====== Information
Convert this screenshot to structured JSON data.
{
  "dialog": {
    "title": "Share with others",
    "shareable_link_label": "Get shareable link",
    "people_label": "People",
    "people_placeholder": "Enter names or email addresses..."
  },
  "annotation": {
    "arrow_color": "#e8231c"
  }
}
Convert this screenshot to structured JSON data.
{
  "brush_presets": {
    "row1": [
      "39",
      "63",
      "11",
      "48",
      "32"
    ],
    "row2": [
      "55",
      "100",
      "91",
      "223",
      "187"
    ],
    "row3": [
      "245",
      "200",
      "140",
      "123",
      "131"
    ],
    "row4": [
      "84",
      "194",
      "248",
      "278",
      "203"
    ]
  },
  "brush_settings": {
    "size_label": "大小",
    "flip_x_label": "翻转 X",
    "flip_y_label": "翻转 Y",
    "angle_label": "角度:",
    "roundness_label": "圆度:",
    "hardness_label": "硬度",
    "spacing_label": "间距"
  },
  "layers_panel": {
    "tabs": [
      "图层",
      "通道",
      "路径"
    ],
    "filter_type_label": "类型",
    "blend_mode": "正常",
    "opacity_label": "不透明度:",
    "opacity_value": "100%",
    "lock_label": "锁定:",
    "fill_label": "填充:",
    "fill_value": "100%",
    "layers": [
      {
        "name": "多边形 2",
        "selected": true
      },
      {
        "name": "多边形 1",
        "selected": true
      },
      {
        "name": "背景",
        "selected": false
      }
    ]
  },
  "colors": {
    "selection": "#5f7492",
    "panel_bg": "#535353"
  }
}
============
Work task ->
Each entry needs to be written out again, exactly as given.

Solution for this task ->
Convert this screenshot to structured JSON data.
{
  "dialog": {
    "title": "Share with others",
    "shareable_link_label": "Get shareable link",
    "people_label": "People",
    "people_placeholder": "Enter names or email addresses..."
  },
  "annotation": {
    "arrow_color": "#e8231c"
  }
}
Convert this screenshot to structured JSON data.
{
  "brush_presets": {
    "row1": [
      "39",
      "63",
      "11",
      "48",
      "32"
    ],
    "row2": [
      "55",
      "100",
      "91",
      "223",
      "187"
    ],
    "row3": [
      "245",
      "200",
      "140",
      "123",
      "131"
    ],
    "row4": [
      "84",
      "194",
      "248",
      "278",
      "203"
    ]
  },
  "brush_settings": {
    "size_label": "大小",
    "flip_x_label": "翻转 X",
    "flip_y_label": "翻转 Y",
    "angle_label": "角度:",
    "roundness_label": "圆度:",
    "hardness_label": "硬度",
    "spacing_label": "间距"
  },
  "layers_panel": {
    "tabs": [
      "图层",
      "通道",
      "路径"
    ],
    "filter_type_label": "类型",
    "blend_mode": "正常",
    "opacity_label": "不透明度:",
    "opacity_value": "100%",
    "lock_label": "锁定:",
    "fill_label": "填充:",
    "fill_value": "100%",
    "layers": [
      {
        "name": "多边形 2",
        "selected": true
      },
      {
        "name": "多边形 1",
        "selected": true
      },
      {
        "name": "背景",
        "selected": false
      }
    ]
  },
  "colors": {
    "selection": "#5f7492",
    "panel_bg": "#535353"
  }
}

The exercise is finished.